Love Song in Sixteen Bars
Price: $2.99 USD. Words: 12,240. Language: English. Published: July 31, 2015. Categories: Plays » European / English, Irish, Scottish, Welsh
Ever been in one of those relationships? You know - the ones that don't work? Whenever Shona embarks on a new relationship, she always ends up getting dumped. So when her latest one starts to hit the rocks, she decides to find out why.
The Devil's Porridge Gang
Price: $2.99 USD. Words: 57,390. Language: English. Published: July 30, 2015. Categories: Fiction » Children’s books » Fiction, Fiction » Children’s books » Historical / Europe
(5.00)
1969. In a town where nothing happens, a gang of kids uncover a kidnapping plot. In the days following the excitement of the moon landings, a group of criminals plan to kidnap the son of a Government rocket engineer - but they don’t expect a gang of kids to get in the way...
The Hounds of Hellerby Hall
Series: The Christie McKinnon Adventures, Book 1. Price: $2.99 USD. Words: 62,890. Language: English.
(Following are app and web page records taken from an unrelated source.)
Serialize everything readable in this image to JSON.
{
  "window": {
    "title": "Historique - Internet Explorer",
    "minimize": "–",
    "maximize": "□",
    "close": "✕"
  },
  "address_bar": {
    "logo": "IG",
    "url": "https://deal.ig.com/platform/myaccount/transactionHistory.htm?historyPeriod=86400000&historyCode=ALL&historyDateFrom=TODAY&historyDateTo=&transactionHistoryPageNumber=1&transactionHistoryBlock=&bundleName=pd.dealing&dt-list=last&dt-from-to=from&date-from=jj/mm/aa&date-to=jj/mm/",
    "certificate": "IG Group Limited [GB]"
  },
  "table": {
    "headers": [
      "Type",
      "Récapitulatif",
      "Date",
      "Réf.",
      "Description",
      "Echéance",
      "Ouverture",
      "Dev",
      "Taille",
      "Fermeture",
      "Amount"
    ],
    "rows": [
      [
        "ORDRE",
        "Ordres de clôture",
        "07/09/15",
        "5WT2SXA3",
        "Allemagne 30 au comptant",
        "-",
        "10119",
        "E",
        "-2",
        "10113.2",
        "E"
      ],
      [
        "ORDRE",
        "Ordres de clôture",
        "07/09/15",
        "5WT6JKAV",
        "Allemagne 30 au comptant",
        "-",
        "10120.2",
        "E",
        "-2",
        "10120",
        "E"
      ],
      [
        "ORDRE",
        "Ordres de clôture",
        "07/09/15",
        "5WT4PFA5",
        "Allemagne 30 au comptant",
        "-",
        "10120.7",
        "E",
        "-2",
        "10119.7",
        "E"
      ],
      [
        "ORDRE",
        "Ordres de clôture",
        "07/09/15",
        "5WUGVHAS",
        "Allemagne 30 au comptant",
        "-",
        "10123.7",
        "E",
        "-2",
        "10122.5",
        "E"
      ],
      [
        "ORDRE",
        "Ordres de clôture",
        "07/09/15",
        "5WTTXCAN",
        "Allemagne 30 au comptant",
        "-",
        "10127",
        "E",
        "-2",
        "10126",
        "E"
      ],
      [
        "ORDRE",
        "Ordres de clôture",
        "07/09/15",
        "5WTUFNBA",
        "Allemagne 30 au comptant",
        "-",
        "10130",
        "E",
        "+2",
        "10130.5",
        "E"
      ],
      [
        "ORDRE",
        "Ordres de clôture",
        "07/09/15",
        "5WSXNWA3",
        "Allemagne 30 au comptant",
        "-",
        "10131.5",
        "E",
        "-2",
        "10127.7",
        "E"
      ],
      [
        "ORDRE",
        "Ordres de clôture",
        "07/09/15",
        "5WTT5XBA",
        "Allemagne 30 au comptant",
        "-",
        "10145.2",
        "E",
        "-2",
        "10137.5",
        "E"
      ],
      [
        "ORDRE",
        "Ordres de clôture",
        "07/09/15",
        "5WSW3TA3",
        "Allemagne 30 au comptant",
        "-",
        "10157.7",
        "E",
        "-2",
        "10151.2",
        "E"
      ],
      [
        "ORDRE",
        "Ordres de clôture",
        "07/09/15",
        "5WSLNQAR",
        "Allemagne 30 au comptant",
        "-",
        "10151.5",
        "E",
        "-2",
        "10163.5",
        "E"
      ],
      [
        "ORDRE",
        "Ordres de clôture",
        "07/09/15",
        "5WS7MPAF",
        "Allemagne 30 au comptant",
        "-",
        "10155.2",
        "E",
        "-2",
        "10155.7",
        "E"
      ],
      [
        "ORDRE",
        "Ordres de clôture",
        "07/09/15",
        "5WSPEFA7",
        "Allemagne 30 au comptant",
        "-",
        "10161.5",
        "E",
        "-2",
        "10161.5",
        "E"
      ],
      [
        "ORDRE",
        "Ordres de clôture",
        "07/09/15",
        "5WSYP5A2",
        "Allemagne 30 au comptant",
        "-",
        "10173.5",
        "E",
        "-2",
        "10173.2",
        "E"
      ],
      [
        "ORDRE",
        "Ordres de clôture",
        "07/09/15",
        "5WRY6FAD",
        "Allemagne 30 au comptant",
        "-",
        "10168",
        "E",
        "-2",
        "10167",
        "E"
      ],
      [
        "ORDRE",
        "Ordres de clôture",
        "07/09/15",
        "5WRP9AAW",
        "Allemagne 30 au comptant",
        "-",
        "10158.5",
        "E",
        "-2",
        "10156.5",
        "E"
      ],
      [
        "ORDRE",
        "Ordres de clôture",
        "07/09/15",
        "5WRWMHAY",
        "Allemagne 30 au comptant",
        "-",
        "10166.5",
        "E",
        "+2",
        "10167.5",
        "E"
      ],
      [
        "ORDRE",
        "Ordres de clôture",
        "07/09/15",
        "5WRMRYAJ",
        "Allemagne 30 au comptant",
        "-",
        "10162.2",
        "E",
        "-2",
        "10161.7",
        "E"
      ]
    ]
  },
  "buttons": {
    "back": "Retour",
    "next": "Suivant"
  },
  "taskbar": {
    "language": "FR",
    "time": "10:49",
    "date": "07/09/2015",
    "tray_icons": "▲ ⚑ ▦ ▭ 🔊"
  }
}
Published: July 28, 2015. Categories: Fiction » Children’s books » Fiction, Fiction » Mystery & detective » Amateur sleuth
Edinburgh, 1897. Blood on the table, murder in the hall. Eleven-year-old Christie McKinnon is not happy - the editor of ‘McMurdo’s Weekly’ has once again turned down her story. But Christie determines not to give up and confronts the wily editor and offers a means of solving his dilemma. Meanwhile, Inspector Robertson investigates when a bowl of blood appears on a dining room table...
The Architect's Apprentice
Series: The Maps of Time, Book 1. Price: $2.99 USD. Words: 67,960. Language: English. Published: July 25, 2015. Categories: Fiction » Children’s books » Historical / Europe, Fiction » Science fiction » Adventure
(5.00)
London, 1630. A boy searching for his father. A villain stealing books. Forced to work for the dubious Savidge, eleven-year-old Tom Fennel is desperate to find his father. Distrustful of what he's heard, he's sure Savidge is involved. Meanwhile, books are vanishing from architect Martin Deacon's library - books from the future.